General Motors continued its struggles, going back to its same old bag of tricks for another round of zero percent financing in a bid to spur cash- (and credit-) strapped consumers to take on yet more debt. The carmaker also will cut production of SUVs and pickup trucks for the second time in the last few weeks and increase the number of fuel-efficient cars it churns out.
The Wall Street Journal and Financial Times put the news on page one, while The New York Times drops it on C1. The Journal says it’s a move to fight the deep sales doldrums of the auto industry at a time when GM is about to fall to No. 2 in U.S. car sales to Toyota, an event that will be yet another reminder of its epic fall from domination. Just eight years ago, GM had 30 percent of that market, more than three times Toyota’s 9.3 percent, the WSJ reports. GM will offer up to six years of interest-free financing, though it’s raising 2009 prices by 3.5 percent.
Sky-high gas prices have consumers shunning gas-guzzling vehicles, especially pickups and SUVs. The NYT says Ford’s F-150 is selling so poorly (having been the top vehicle for twenty-six years in a row, it’s now No. 5) that the company is delaying the 2009 model by two months so dealers have something of a chance to clear some of their 2008 inventory.
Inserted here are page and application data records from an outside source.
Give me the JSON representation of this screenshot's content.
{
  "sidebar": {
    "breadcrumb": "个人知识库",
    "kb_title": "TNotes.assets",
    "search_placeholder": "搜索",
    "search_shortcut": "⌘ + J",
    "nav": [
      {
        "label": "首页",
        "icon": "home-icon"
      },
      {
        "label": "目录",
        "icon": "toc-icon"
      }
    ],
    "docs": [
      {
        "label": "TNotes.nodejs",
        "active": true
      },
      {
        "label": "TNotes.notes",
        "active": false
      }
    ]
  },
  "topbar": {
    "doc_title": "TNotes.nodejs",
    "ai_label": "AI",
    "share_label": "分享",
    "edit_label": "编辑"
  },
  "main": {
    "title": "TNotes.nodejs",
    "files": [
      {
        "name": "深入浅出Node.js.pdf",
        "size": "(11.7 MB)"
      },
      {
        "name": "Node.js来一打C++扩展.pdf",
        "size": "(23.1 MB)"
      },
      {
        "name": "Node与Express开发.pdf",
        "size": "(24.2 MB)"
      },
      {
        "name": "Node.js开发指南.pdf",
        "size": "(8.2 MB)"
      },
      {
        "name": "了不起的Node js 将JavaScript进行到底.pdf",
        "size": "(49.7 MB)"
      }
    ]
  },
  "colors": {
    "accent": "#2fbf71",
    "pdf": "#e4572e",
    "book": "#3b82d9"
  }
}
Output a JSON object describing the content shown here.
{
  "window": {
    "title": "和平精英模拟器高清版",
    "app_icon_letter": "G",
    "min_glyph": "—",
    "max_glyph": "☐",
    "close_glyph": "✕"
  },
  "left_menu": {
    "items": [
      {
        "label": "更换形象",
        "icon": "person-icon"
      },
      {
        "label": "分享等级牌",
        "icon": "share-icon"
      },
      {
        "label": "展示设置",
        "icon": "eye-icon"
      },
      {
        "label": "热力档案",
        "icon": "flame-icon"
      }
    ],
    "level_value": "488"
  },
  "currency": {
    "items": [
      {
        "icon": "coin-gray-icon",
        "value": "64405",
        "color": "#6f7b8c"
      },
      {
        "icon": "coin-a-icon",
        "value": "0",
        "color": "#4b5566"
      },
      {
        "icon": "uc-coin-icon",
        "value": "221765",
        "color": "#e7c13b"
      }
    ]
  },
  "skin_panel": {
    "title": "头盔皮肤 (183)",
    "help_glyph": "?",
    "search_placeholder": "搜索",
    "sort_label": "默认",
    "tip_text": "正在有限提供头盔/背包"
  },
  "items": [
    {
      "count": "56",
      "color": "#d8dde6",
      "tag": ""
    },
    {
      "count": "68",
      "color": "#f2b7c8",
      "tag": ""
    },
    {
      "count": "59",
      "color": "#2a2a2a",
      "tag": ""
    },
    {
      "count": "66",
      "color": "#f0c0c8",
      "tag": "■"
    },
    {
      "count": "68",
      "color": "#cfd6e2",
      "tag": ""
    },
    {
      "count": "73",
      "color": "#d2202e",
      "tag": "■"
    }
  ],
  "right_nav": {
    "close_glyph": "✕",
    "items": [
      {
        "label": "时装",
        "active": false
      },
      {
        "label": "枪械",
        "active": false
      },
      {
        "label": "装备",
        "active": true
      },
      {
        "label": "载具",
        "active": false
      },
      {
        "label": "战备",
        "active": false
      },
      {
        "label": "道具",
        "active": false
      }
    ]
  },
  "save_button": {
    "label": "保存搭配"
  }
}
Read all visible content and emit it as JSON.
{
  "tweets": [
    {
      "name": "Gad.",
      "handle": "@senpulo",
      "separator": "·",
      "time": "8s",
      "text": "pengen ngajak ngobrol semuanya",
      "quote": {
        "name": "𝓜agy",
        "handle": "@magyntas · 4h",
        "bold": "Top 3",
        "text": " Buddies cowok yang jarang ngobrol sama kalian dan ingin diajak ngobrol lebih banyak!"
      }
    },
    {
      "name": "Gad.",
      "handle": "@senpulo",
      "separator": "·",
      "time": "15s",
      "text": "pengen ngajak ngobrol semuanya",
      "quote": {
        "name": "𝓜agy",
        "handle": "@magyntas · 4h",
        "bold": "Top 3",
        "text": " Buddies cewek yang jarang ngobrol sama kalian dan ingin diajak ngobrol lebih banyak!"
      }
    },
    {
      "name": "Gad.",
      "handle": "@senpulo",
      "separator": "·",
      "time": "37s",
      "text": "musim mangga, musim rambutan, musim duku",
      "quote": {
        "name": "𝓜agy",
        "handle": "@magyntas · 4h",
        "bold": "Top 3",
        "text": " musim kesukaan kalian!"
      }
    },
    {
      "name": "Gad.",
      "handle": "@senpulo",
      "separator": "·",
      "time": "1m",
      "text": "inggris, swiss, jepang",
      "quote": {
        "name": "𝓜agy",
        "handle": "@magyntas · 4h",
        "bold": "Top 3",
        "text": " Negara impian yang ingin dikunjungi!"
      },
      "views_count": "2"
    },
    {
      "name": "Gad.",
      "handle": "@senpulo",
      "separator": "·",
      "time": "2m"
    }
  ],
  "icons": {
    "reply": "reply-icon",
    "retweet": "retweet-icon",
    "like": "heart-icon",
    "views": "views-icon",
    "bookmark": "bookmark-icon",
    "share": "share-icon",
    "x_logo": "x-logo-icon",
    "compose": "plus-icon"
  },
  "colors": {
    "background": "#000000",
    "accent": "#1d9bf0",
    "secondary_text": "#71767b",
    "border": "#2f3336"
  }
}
Pickup sales are down 32 percent and SUV sales are down 42 percent from 2007, the FT says.
But consumers are losing wealth in the housing bust, worried about losing their jobs, and they just aren’t buying cars much, period. The Times quotes an analyst saying so far June has been the industry’s worst month in fifteen years and Bloomberg, in noting that even Toyota may have to cut its sales goals, says auto sales are down 8.5 percent this year, and The Detroit News says GM is down 17 percent. The Journal quotes GM’s marketing chief summing up why:
“Zero percent seems to work,” Mr. LaNeve said. He added that recent declines in the value of used trucks have left some customers driving vehicles worth less than is owed on them, making it hard for owners to trade them in on new models. “A lot of customers are out of equity, and zero percent helps [with] that issue,” he said.
The Journal says GM’s stock is near a thirty-three-year low, while a Los Angeles Times blog notes that the entire market value of the company (about $7.3 billion) is less than that of the video-game retailer GameStop.
Just how much trouble is GM in? The Journal looks at the credit-default swap market, which sells insurance to protect against default. It’s pricing in a 70 percent likelikhood of GM defaulting in the next five years.
100 percent financing lives on
The Journal takes a page-one look at how it’s still possible to get no-down-payment mortgages and what that might mean for the government-insured loans.
The Federal Housing Administration is trying to crack down on down-payment assistance plans offered by nonprofits, which funnel money from sellers to buyers to help them close deals. The FHA requires a puny 3 percent down payment, which is a hurdle someone ought to be able to clear in order to purchase a house, especially in a market where prices are declining in many areas. That can leave the buyer with no equity cushion, making them more likely to default and put taxpayers on the hook.
A Journal chart shows the difference it makes: Borrowers who get down-payment help from nonprofits are about three times more likely to be delinquent in the first two years of their loan. And it’s a big problem: Down-payment assistance helped close more than one-third of all FHA loans this year, up from fewer than 2 percent eight years ago.